### Task requirements
Look through the listing below for lines containing the word "JSON". State only their number.
⁂
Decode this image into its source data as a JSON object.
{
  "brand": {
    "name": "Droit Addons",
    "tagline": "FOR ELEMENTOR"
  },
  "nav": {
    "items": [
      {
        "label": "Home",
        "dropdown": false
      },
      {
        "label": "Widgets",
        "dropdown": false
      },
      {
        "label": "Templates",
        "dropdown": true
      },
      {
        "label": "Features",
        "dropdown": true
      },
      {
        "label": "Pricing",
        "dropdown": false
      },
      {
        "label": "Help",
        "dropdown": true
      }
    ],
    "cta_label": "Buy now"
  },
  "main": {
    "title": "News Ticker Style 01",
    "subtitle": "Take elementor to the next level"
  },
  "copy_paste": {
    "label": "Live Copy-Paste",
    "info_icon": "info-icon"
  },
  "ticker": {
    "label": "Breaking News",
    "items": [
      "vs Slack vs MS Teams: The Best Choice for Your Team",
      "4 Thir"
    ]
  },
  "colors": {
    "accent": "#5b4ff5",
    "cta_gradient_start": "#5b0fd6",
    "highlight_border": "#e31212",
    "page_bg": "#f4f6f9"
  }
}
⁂
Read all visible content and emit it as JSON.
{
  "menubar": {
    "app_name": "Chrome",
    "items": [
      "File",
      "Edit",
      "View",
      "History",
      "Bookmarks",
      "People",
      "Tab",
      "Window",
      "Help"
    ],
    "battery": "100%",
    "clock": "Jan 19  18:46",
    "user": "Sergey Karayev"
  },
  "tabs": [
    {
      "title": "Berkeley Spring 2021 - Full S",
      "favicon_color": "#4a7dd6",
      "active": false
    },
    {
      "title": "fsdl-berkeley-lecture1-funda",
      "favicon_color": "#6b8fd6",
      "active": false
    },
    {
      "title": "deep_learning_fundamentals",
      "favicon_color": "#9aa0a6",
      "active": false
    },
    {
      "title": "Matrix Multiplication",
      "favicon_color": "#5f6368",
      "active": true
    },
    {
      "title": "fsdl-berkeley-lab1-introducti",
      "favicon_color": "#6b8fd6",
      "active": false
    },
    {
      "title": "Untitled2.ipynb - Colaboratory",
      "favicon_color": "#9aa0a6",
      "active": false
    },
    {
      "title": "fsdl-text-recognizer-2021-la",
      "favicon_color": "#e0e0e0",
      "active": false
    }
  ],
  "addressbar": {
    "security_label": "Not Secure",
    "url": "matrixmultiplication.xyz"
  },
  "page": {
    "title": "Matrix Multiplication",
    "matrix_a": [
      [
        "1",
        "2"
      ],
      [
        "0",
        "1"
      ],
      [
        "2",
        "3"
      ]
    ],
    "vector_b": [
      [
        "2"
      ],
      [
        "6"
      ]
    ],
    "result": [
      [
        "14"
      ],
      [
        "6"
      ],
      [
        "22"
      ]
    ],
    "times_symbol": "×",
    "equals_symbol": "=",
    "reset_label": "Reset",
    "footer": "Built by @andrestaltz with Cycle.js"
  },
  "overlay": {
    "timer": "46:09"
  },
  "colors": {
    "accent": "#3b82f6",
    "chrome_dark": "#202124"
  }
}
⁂
### Output of the task
2